* **What you are asked to do**: Return the count of lines in the following records that include "JSON", and nothing more.

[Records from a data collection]
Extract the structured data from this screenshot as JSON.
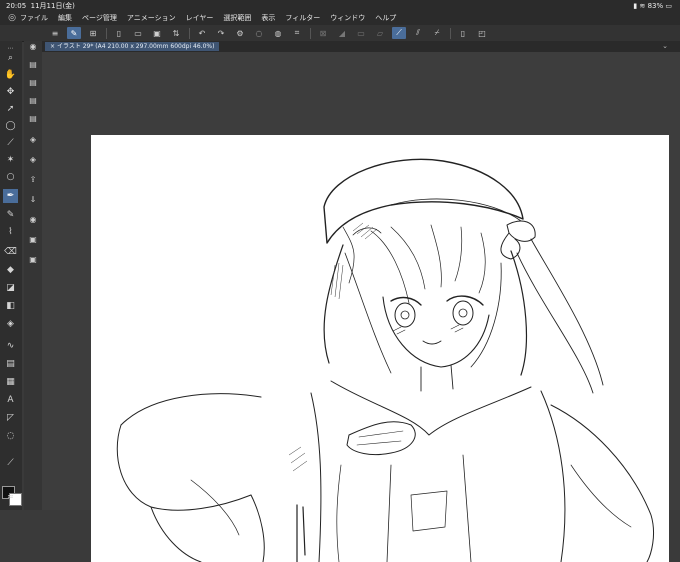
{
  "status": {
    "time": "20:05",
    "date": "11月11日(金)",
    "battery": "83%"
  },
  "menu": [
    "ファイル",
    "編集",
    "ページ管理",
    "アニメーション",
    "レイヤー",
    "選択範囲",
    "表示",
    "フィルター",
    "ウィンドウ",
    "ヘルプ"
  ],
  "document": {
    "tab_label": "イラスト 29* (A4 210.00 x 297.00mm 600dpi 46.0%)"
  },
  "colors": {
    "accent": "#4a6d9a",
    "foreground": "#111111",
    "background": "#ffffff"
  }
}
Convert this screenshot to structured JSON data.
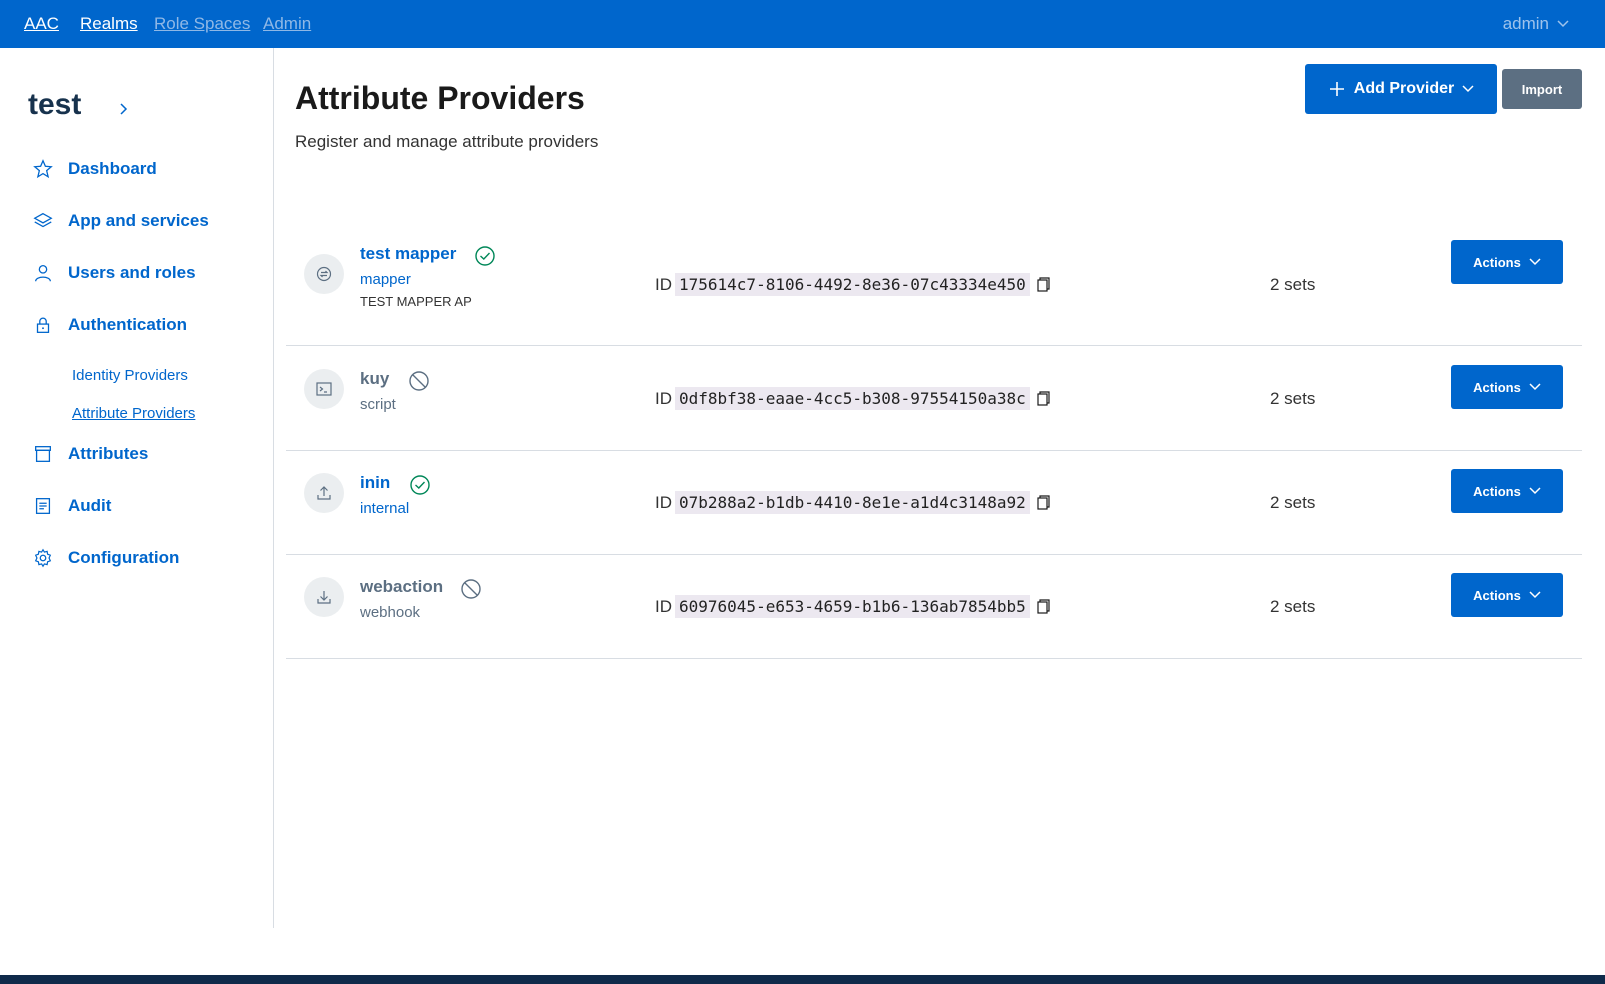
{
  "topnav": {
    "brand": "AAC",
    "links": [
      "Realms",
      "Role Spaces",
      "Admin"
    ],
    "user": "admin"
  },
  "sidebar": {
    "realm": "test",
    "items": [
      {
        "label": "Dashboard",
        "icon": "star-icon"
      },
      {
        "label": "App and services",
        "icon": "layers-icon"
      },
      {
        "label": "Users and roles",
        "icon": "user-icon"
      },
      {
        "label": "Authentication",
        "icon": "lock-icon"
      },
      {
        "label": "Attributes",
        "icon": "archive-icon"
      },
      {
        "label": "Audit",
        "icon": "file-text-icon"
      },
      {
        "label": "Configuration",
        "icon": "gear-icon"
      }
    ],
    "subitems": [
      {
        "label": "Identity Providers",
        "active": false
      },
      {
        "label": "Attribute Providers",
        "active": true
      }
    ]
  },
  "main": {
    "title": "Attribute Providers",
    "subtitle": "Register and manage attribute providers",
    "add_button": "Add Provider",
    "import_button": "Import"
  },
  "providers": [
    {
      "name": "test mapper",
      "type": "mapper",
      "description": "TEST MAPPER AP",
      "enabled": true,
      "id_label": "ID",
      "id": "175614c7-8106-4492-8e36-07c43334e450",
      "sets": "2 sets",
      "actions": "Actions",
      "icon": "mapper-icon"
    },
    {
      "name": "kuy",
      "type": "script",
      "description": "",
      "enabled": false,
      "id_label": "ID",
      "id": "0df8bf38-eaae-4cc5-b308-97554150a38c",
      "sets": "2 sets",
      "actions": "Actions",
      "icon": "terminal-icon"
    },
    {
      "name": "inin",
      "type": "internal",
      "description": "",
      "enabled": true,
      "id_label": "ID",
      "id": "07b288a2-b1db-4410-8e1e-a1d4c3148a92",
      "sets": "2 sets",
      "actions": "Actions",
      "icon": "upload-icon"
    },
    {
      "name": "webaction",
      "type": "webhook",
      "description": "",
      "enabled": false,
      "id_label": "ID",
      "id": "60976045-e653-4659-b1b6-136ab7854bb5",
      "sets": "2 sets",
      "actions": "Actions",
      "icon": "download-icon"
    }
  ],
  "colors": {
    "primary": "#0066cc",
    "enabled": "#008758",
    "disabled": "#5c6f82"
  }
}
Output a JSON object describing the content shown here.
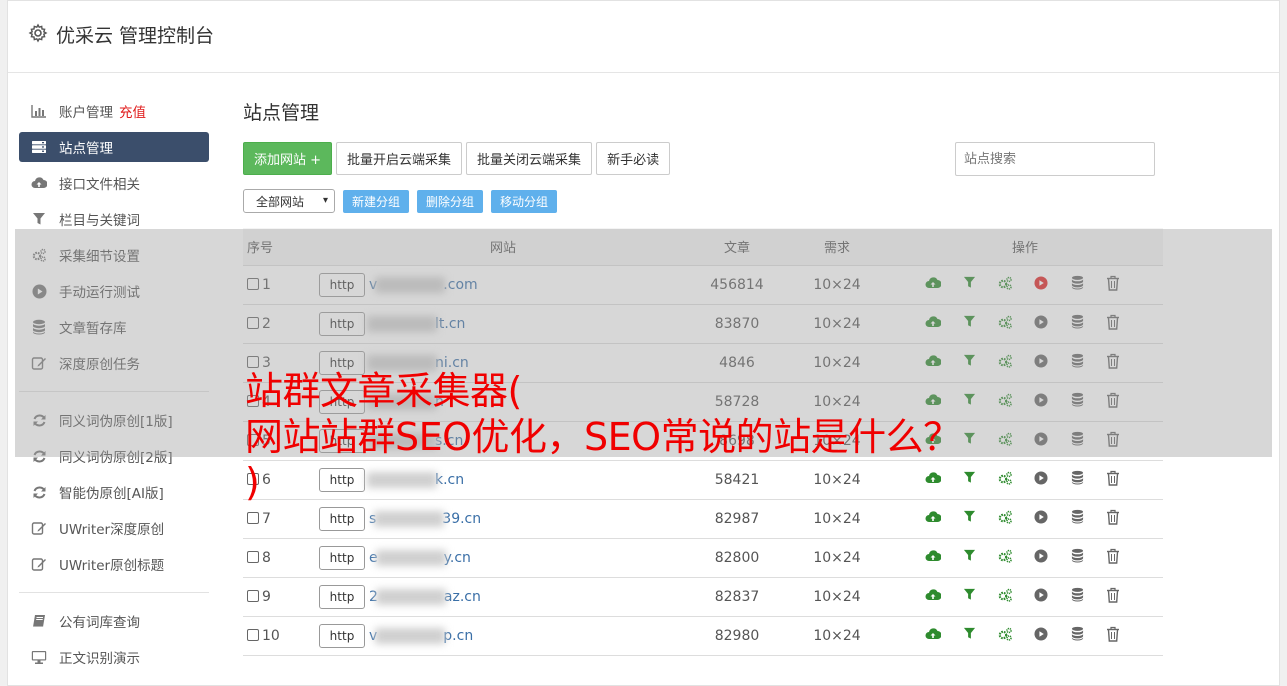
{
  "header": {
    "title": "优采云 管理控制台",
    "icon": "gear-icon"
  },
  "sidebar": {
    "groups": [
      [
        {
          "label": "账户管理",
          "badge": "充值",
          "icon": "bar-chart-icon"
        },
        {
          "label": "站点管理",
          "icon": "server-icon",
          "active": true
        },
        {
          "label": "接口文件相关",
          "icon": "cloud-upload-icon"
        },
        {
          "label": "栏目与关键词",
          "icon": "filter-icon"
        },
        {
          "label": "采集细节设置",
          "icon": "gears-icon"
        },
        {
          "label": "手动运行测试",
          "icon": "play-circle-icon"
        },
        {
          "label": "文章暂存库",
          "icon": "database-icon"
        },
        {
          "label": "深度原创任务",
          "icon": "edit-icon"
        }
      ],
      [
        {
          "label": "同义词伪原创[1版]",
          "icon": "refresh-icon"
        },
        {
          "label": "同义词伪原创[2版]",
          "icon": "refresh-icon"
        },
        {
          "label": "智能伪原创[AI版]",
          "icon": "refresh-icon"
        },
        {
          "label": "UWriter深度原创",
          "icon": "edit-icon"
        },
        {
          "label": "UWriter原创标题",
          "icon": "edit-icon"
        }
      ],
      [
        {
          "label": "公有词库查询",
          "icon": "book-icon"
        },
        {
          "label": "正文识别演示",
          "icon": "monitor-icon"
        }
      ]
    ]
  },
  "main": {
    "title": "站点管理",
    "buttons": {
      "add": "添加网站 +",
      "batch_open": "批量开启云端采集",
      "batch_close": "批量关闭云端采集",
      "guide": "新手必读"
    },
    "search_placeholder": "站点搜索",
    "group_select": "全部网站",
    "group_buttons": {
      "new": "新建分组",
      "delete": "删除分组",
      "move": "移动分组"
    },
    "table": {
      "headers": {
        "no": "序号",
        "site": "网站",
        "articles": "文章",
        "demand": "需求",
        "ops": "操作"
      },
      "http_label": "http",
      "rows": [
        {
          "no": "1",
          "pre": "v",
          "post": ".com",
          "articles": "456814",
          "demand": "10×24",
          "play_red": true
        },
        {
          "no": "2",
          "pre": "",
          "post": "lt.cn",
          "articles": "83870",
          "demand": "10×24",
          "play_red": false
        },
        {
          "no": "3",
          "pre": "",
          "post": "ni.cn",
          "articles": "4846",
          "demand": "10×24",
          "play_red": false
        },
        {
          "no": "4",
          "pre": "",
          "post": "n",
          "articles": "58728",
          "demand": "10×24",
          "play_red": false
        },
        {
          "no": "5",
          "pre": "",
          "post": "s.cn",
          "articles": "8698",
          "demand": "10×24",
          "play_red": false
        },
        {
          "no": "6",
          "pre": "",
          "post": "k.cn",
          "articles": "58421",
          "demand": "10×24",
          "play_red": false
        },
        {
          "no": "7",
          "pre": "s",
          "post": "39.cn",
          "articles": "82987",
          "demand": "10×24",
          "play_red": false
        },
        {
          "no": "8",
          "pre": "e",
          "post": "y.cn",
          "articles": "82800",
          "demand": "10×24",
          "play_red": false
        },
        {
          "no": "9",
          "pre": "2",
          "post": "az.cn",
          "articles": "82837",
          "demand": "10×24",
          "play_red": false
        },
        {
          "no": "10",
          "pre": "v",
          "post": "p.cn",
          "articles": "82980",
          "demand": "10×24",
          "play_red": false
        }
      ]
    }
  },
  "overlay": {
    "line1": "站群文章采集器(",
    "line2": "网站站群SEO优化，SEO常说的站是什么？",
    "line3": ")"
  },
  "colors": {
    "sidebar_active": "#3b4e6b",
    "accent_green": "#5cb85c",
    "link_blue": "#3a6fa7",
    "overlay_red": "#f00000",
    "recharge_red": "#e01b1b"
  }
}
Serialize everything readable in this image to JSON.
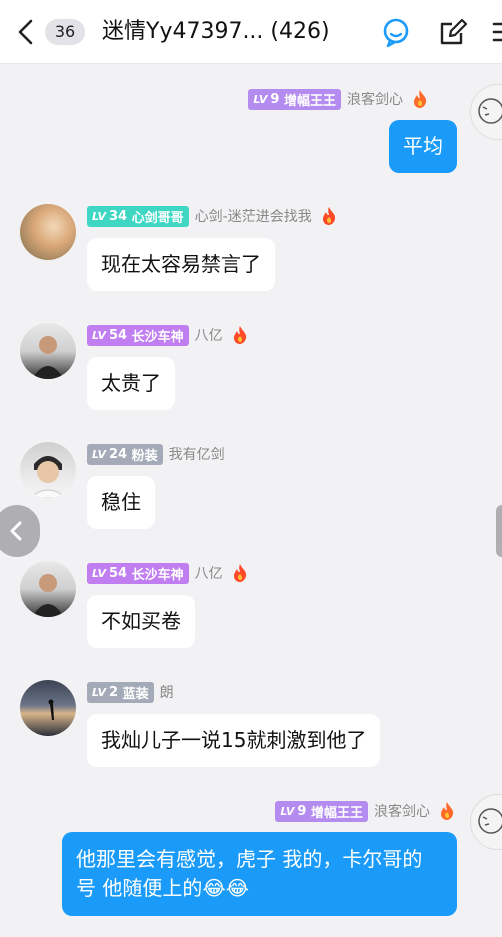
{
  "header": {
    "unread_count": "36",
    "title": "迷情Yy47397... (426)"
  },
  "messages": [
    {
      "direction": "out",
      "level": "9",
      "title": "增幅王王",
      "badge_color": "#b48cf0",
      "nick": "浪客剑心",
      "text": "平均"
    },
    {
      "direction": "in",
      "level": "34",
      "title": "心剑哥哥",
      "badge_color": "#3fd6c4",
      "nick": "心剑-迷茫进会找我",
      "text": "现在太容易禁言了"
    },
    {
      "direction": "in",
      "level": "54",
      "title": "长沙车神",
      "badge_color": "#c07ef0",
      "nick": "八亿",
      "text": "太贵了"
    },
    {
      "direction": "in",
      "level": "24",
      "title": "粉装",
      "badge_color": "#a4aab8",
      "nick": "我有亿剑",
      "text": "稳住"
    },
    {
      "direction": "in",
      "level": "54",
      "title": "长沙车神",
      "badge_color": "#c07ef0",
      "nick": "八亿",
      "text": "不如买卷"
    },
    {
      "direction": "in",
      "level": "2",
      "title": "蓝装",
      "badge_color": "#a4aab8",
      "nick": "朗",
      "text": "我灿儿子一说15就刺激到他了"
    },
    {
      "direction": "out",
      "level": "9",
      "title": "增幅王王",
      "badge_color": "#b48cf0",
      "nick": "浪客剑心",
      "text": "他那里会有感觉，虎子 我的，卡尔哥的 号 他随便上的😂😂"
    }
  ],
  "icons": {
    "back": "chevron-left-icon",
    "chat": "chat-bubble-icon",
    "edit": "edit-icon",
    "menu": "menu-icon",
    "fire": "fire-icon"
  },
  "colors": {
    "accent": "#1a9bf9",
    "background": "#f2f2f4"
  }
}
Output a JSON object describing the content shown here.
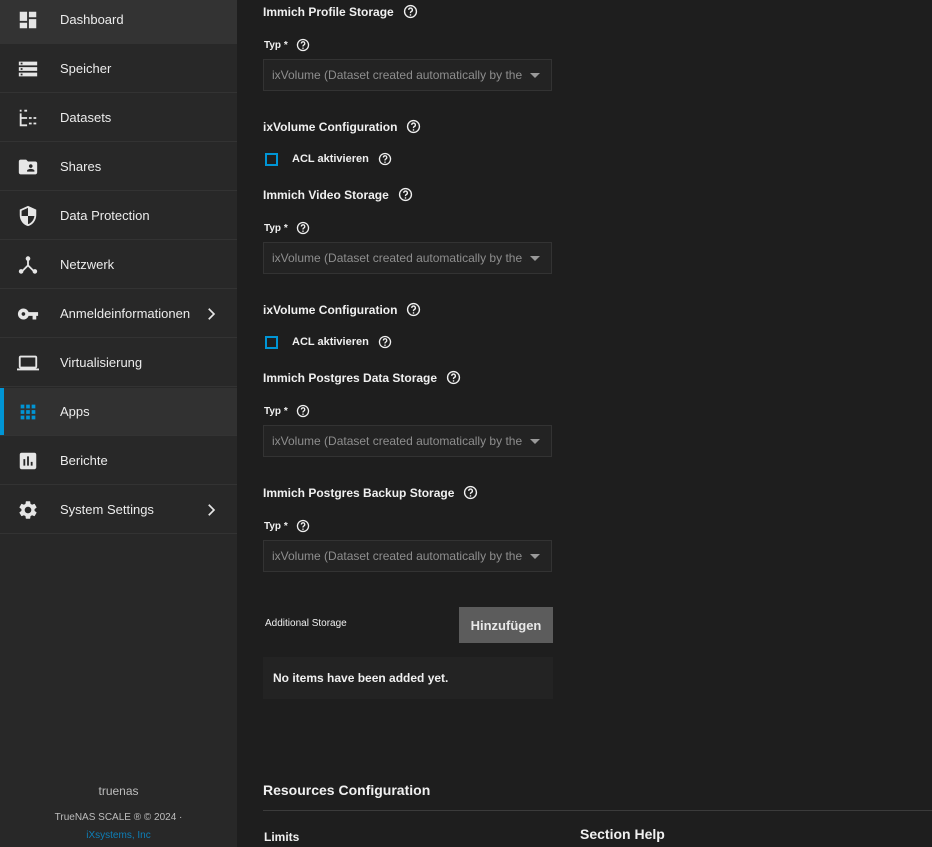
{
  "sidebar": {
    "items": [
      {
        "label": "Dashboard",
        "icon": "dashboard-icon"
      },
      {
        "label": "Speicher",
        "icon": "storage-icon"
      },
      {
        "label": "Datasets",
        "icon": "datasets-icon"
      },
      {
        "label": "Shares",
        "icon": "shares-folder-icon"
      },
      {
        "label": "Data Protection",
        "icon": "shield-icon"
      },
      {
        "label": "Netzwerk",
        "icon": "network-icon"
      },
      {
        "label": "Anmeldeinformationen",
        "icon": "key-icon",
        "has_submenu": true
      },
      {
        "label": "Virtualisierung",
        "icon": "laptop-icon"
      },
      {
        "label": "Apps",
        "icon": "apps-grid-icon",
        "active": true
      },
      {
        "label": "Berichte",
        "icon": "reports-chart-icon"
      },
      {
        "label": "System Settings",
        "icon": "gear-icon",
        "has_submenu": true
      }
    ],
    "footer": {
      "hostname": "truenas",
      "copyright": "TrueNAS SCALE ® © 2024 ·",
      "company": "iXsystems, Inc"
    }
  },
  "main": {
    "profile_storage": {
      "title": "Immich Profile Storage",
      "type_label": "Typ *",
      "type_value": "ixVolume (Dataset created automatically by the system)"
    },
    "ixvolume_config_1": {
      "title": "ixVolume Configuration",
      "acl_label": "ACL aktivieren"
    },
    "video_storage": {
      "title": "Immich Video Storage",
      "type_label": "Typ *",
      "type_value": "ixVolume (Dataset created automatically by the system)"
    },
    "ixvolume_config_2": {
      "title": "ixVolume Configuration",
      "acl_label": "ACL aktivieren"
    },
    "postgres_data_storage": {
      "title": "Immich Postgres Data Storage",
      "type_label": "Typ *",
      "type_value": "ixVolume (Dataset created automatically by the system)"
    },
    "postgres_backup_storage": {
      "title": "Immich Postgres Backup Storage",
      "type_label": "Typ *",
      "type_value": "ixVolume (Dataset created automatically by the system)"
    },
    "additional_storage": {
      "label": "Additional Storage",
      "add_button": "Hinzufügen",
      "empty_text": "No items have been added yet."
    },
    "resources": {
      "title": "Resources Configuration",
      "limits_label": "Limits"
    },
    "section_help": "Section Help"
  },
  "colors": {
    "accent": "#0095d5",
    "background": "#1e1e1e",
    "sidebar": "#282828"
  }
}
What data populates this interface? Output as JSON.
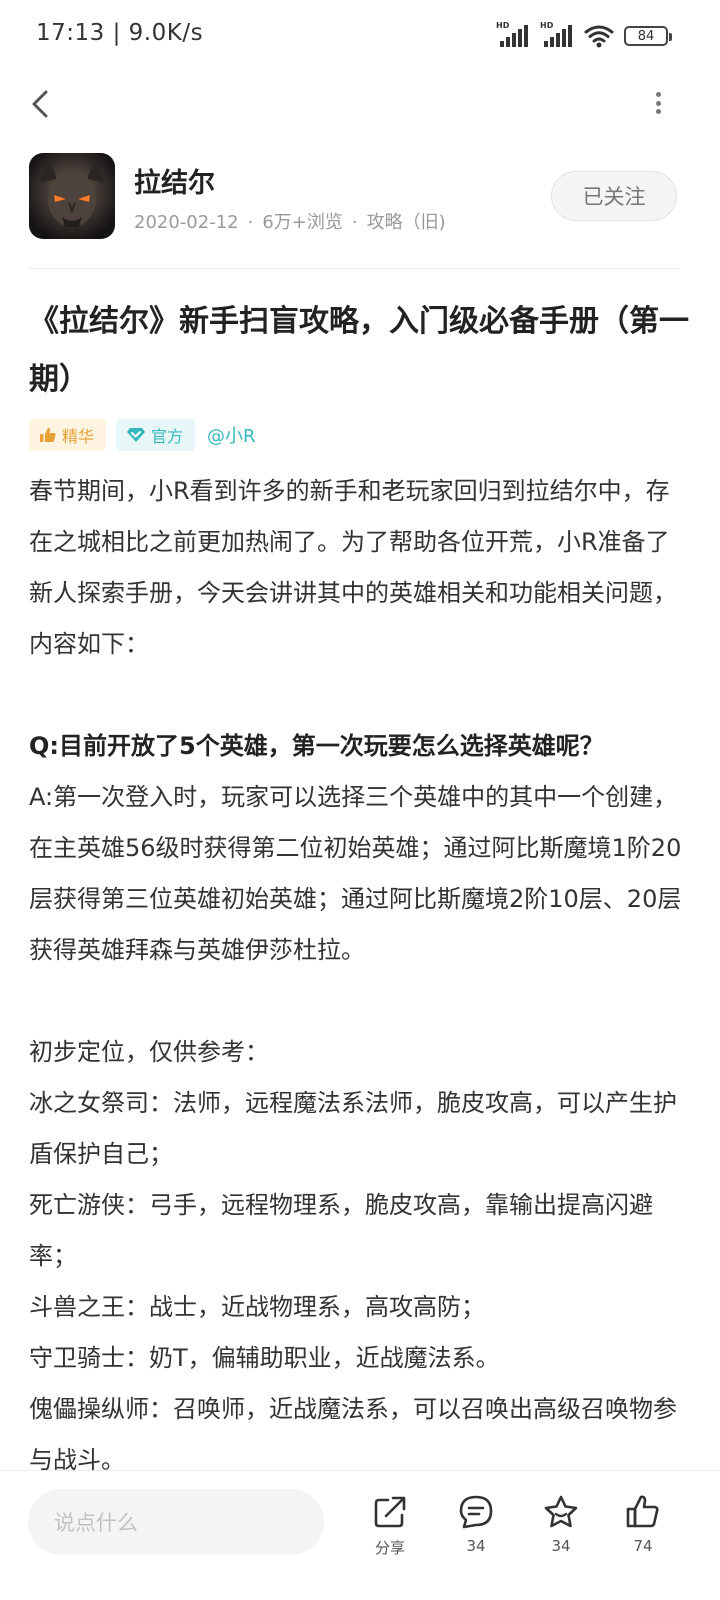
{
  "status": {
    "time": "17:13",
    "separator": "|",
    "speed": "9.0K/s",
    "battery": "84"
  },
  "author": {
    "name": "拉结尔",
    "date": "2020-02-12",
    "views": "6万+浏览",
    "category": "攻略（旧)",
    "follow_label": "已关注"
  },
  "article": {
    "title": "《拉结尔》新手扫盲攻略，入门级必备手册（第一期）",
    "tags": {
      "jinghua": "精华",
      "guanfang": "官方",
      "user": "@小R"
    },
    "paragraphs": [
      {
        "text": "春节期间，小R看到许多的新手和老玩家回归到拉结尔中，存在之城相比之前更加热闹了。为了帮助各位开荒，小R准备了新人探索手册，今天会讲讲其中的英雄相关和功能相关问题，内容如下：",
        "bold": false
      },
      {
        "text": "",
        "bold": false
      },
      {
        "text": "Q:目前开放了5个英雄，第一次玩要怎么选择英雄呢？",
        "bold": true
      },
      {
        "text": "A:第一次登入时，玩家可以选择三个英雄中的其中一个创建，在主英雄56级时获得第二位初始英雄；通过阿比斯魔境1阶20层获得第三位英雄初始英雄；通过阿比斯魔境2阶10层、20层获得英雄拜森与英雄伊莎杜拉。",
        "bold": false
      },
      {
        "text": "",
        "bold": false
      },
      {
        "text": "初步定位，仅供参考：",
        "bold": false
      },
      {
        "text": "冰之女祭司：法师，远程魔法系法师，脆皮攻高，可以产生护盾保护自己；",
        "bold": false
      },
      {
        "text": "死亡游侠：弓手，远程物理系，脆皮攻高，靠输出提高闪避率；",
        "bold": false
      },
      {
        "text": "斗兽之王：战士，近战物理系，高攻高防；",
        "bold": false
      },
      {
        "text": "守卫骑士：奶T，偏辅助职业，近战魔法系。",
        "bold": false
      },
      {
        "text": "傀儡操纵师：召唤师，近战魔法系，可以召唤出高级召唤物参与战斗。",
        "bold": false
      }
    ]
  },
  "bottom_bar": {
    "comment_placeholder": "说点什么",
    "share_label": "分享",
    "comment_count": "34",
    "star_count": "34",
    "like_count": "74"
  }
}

* **Solved exercise**: 6